If a module is normally assessed entirely by coursework, all referred/deferred assessments will normally be by assignment.


If a module is normally assessed by examination or examination plus coursework, referred and deferred assessment will normally be by examination. For referrals, only the examination will count, a mark of 40% being awarded if the examination is passed. For deferrals, candidates will be awarded the higher of the deferred examination mark or the deferred examination mark combined with the original coursework mark.

RESOURCES
INDICATIVE LEARNING RESOURCES - The following list is offered as an indication of the type & level of
information that you are expected to consult.
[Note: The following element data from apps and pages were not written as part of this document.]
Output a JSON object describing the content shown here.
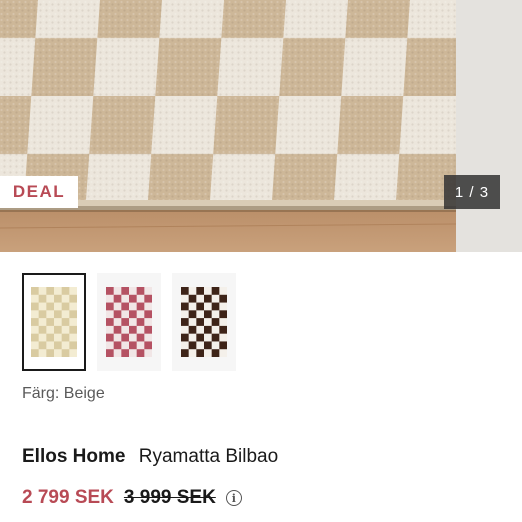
{
  "hero": {
    "badge": "DEAL",
    "pager": "1 / 3"
  },
  "thumbnails": [
    {
      "label": "Beige",
      "light": "#f3ecd2",
      "dark": "#d9cba1",
      "selected": true
    },
    {
      "label": "Rosa",
      "light": "#f1e6e6",
      "dark": "#b55263",
      "selected": false
    },
    {
      "label": "Brun",
      "light": "#f4f0ea",
      "dark": "#3e2418",
      "selected": false
    }
  ],
  "colors": {
    "accent": "#b84a55",
    "rug_light": "#ece6dc",
    "rug_dark": "#cbb596",
    "floor": "#c49a74"
  },
  "product": {
    "color_label": "Färg: Beige",
    "brand": "Ellos Home",
    "name": "Ryamatta Bilbao",
    "price_now": "2 799 SEK",
    "price_old": "3 999 SEK",
    "info_icon": "info-icon"
  }
}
Further guidance will be provided by the Module Convener

 

ELE – http://vle.exeter.ac.uk


 

Reading list for this module:

Type Author Title Edition Publisher Year ISBN Search
Set Kharab A. & Guenther R.B. An Introduction To Numerical Methods: a MATLAB Approach Chapman & Hall 2012 978-1439868997 [Library]
Set Iserles A. A first course in numerical analysis of differential equations Cambridge University Press 1996 000-0-521-55376-8 [Library]
Set Gerald C.F. & Wheatley P.O. Applied Numerical Analysis 7th Anderson-Wesley 2004 978-8131717400 [Library]
Set Adby, P.R. & Dempster, M.A.H Introduction to Optimization Methods Chapman & Hall 1974 0-412-11040-7 [Library]
Set Press, W.H., Flannery, B.P., Teukolsky, S.A. & Vetterling, W.T Numerical Recipes: the Art of Scientific Computing 3rd edition Cambridge University Press 2007 13: 9780521880688 [Library]
Set Yang, X-S Introduction to Computational Mathematics World Scientific 2008 13-978-981-281-81 [Library]
CREDIT VALUE 30 ECTS VALUE 15
PRE-REQUISITE MODULES MTH1002, MTH1003
CO-REQUISITE MODULES MTH2003
NQF LEVEL (FHEQ) 5 AVAILABLE AS DISTANCE LEARNING No
ORIGIN DATE Tuesday 10 July 2018 LAST REVISION DATE Friday 28 June 2019
KEY WORDS SEARCH Numerical analysis; differential equations; optimisation; minimisation; matrices; Gaussian elimination; MATLAB; case studies.